During the Archaic period (8 th century B.C.) Stabiae already played an important strategic and commercial role. The city reached its highest population density between its destruction by Sulla (89 B.C.) and the eruption of Mount Vesuvius (79 A.D.). During this period, on the northernmost edge of the Varano hill, many villae were built taking advantage of the panoramic views. They were mainly residential villas, with beautifully decorated large apartments, thermal baths, porticoes and nymphaea. At present, only some of these villas, not entirely excavated yet, can be visited: Covering an area of 11,000m 2 , Villa San Marco is one of the largest Roman villae used as a residence; Villa Arianna, the most ancient, was named after a large mythological fresco on the far wall of the triclinium; and the so-called Second Complex which is separated from Villa Arianna by a narrow lane.
Villa Arianna at Stabiae is currently closed due to ongoing works. News regarding its reopening will promptly be issued via the website and social media channels of the Archaeological Park of Pompeii. The villa was named after a large mythological fresco on the far wall of the triclinium, and the excavations conducted by the Swiss engineer Karl Weber between 1757 and 1762 almost completely unearthed it. At the time, the excavation method consisted in a series of underground explorations a …Read more
Villa San Marco derives its name from an ancient chapel dedicated to St. Mark built on the site during the second half of the 18th century. It was a Roman residential villa on the edge of the hill, offering a wonderful panoramic view. The villa, first excavated during the Bourbon period between 1749 and 1754, was systematically re-excavated between 1950 and 1962. The original villa, dating back to the Augustan Age centred around a tetrastyle Ionic atrium, was extended during the Claudian period …Read more

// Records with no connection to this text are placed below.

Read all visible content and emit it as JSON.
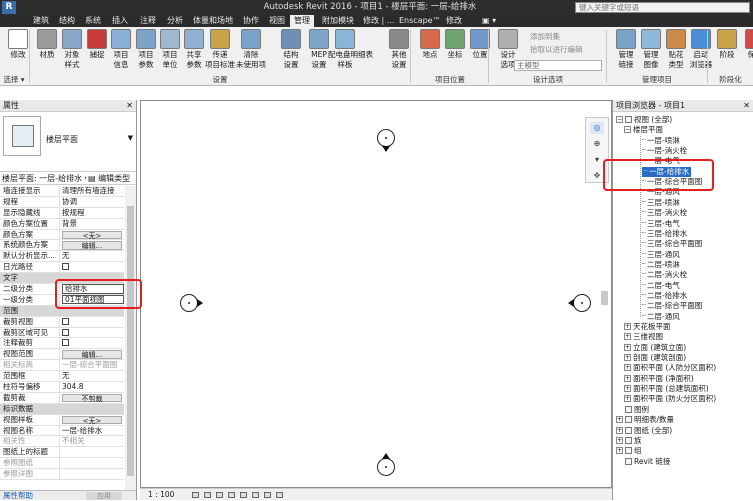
{
  "title_bar": {
    "app_icon": "R",
    "title": "Autodesk Revit 2016 -   项目1 - 楼层平面: 一层-给排水",
    "search_placeholder": "键入关键字或短语"
  },
  "menu_tabs": [
    "建筑",
    "结构",
    "系统",
    "插入",
    "注释",
    "分析",
    "体量和场地",
    "协作",
    "视图",
    "管理",
    "附加模块",
    "修改 | ...",
    "Enscape™",
    "修改",
    "▣ ▾"
  ],
  "active_tab": "管理",
  "ribbon": {
    "buttons": [
      {
        "label": "修改",
        "icon": "cursor-icon"
      },
      {
        "label": "材质",
        "icon": "material-sphere-icon"
      },
      {
        "label": "对象\n样式",
        "icon": "object-styles-icon"
      },
      {
        "label": "捕捉",
        "icon": "snap-magnet-icon"
      },
      {
        "label": "项目\n信息",
        "icon": "project-info-icon"
      },
      {
        "label": "项目\n参数",
        "icon": "project-params-icon"
      },
      {
        "label": "项目\n单位",
        "icon": "project-units-icon"
      },
      {
        "label": "共享\n参数",
        "icon": "shared-params-icon"
      },
      {
        "label": "传递\n项目标准",
        "icon": "transfer-standards-icon"
      },
      {
        "label": "清除\n未使用项",
        "icon": "purge-icon"
      },
      {
        "label": "结构\n设置",
        "icon": "structural-settings-icon"
      },
      {
        "label": "MEP\n设置",
        "icon": "mep-settings-icon"
      },
      {
        "label": "配电盘明细表\n样板",
        "icon": "panel-schedule-icon"
      },
      {
        "label": "其他\n设置",
        "icon": "wrench-icon"
      },
      {
        "label": "地点",
        "icon": "location-icon"
      },
      {
        "label": "坐标",
        "icon": "coordinates-icon"
      },
      {
        "label": "位置",
        "icon": "position-icon"
      },
      {
        "label": "设计\n选项",
        "icon": "design-options-icon"
      },
      {
        "label": "管理\n链接",
        "icon": "manage-links-icon"
      },
      {
        "label": "管理\n图像",
        "icon": "manage-images-icon"
      },
      {
        "label": "贴花\n类型",
        "icon": "decal-icon"
      },
      {
        "label": "启动\n浏览器",
        "icon": "browser-icon"
      },
      {
        "label": "阶段",
        "icon": "phases-icon"
      },
      {
        "label": "保存",
        "icon": "save-icon"
      }
    ],
    "small_buttons": [
      "添加到集",
      "拾取以进行编辑"
    ],
    "main_model_combo": "主模型",
    "groups": [
      "选择 ▾",
      "设置",
      "项目位置",
      "设计选项",
      "管理项目",
      "阶段化"
    ]
  },
  "properties": {
    "title": "属性",
    "type_name": "楼层平面",
    "instance_selector": "楼层平面: 一层-给排水",
    "edit_type": "编辑类型",
    "rows": [
      {
        "k": "墙连接显示",
        "v": "清理所有墙连接",
        "t": "text"
      },
      {
        "k": "规程",
        "v": "协调",
        "t": "text"
      },
      {
        "k": "显示隐藏线",
        "v": "按规程",
        "t": "text"
      },
      {
        "k": "颜色方案位置",
        "v": "背景",
        "t": "text"
      },
      {
        "k": "颜色方案",
        "v": "<无>",
        "t": "button"
      },
      {
        "k": "系统颜色方案",
        "v": "编辑...",
        "t": "button"
      },
      {
        "k": "默认分析显示...",
        "v": "无",
        "t": "text"
      },
      {
        "k": "日光路径",
        "v": "",
        "t": "check"
      },
      {
        "k": "文字",
        "v": "",
        "t": "section"
      },
      {
        "k": "二级分类",
        "v": "给排水",
        "t": "input"
      },
      {
        "k": "一级分类",
        "v": "01平面视图",
        "t": "input"
      },
      {
        "k": "范围",
        "v": "",
        "t": "section"
      },
      {
        "k": "裁剪视图",
        "v": "",
        "t": "check"
      },
      {
        "k": "裁剪区域可见",
        "v": "",
        "t": "check"
      },
      {
        "k": "注释裁剪",
        "v": "",
        "t": "check"
      },
      {
        "k": "视图范围",
        "v": "编辑...",
        "t": "button"
      },
      {
        "k": "相关标高",
        "v": "一层-综合平面图",
        "t": "grey"
      },
      {
        "k": "范围框",
        "v": "无",
        "t": "text"
      },
      {
        "k": "柱符号偏移",
        "v": "304.8",
        "t": "text"
      },
      {
        "k": "截剪裁",
        "v": "不剪裁",
        "t": "button"
      },
      {
        "k": "标识数据",
        "v": "",
        "t": "section"
      },
      {
        "k": "视图样板",
        "v": "<无>",
        "t": "button"
      },
      {
        "k": "视图名称",
        "v": "一层-给排水",
        "t": "text"
      },
      {
        "k": "相关性",
        "v": "不相关",
        "t": "grey"
      },
      {
        "k": "图纸上的标题",
        "v": "",
        "t": "text"
      },
      {
        "k": "参照图纸",
        "v": "",
        "t": "grey"
      },
      {
        "k": "参照详图",
        "v": "",
        "t": "grey"
      }
    ],
    "help_link": "属性帮助",
    "apply_button": "应用"
  },
  "status_bar": {
    "scale": "1 : 100"
  },
  "browser": {
    "title": "项目浏览器 - 项目1",
    "nodes": [
      {
        "label": "视图 (全部)",
        "level": 0,
        "exp": "−",
        "icon": true
      },
      {
        "label": "楼层平面",
        "level": 1,
        "exp": "−"
      },
      {
        "label": "一层-喷淋",
        "level": 2
      },
      {
        "label": "一层-消火栓",
        "level": 2
      },
      {
        "label": "一层-电气",
        "level": 2
      },
      {
        "label": "一层-给排水",
        "level": 2,
        "selected": true
      },
      {
        "label": "一层-综合平面图",
        "level": 2
      },
      {
        "label": "一层-通风",
        "level": 2
      },
      {
        "label": "三层-喷淋",
        "level": 2
      },
      {
        "label": "三层-消火栓",
        "level": 2
      },
      {
        "label": "三层-电气",
        "level": 2
      },
      {
        "label": "三层-给排水",
        "level": 2
      },
      {
        "label": "三层-综合平面图",
        "level": 2
      },
      {
        "label": "三层-通风",
        "level": 2
      },
      {
        "label": "二层-喷淋",
        "level": 2
      },
      {
        "label": "二层-消火栓",
        "level": 2
      },
      {
        "label": "二层-电气",
        "level": 2
      },
      {
        "label": "二层-给排水",
        "level": 2
      },
      {
        "label": "二层-综合平面图",
        "level": 2
      },
      {
        "label": "二层-通风",
        "level": 2
      },
      {
        "label": "天花板平面",
        "level": 1,
        "exp": "+"
      },
      {
        "label": "三维视图",
        "level": 1,
        "exp": "+"
      },
      {
        "label": "立面 (建筑立面)",
        "level": 1,
        "exp": "+"
      },
      {
        "label": "剖面 (建筑剖面)",
        "level": 1,
        "exp": "+"
      },
      {
        "label": "面积平面 (人防分区面积)",
        "level": 1,
        "exp": "+"
      },
      {
        "label": "面积平面 (净面积)",
        "level": 1,
        "exp": "+"
      },
      {
        "label": "面积平面 (总建筑面积)",
        "level": 1,
        "exp": "+"
      },
      {
        "label": "面积平面 (防火分区面积)",
        "level": 1,
        "exp": "+"
      },
      {
        "label": "图例",
        "level": 0,
        "icon": true
      },
      {
        "label": "明细表/数量",
        "level": 0,
        "exp": "+",
        "icon": true
      },
      {
        "label": "图纸 (全部)",
        "level": 0,
        "exp": "+",
        "icon": true
      },
      {
        "label": "族",
        "level": 0,
        "exp": "+",
        "icon": true
      },
      {
        "label": "组",
        "level": 0,
        "exp": "+",
        "icon": true
      },
      {
        "label": "Revit 链接",
        "level": 0,
        "icon": true
      }
    ]
  },
  "colors": {
    "accent": "#2a6cc4",
    "highlight": "#e51f1f",
    "titlebar": "#2d2d2d"
  }
}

This villa is located on the edge of the Varano plateau. It was originally excavated in 1762 by Weber and in 1775 by La Vega, and today the dug-up area covers about 1,000m2. More recent excavations, which began in 1967, re-exposed part of the north peristyle with a portico on three sides, together with a series of rooms, including an oecus, subsequently collapsed due to a landslide. According to drawings from the Bourbon excavations, the southern side of the peristyle was closed and consisted of …Read more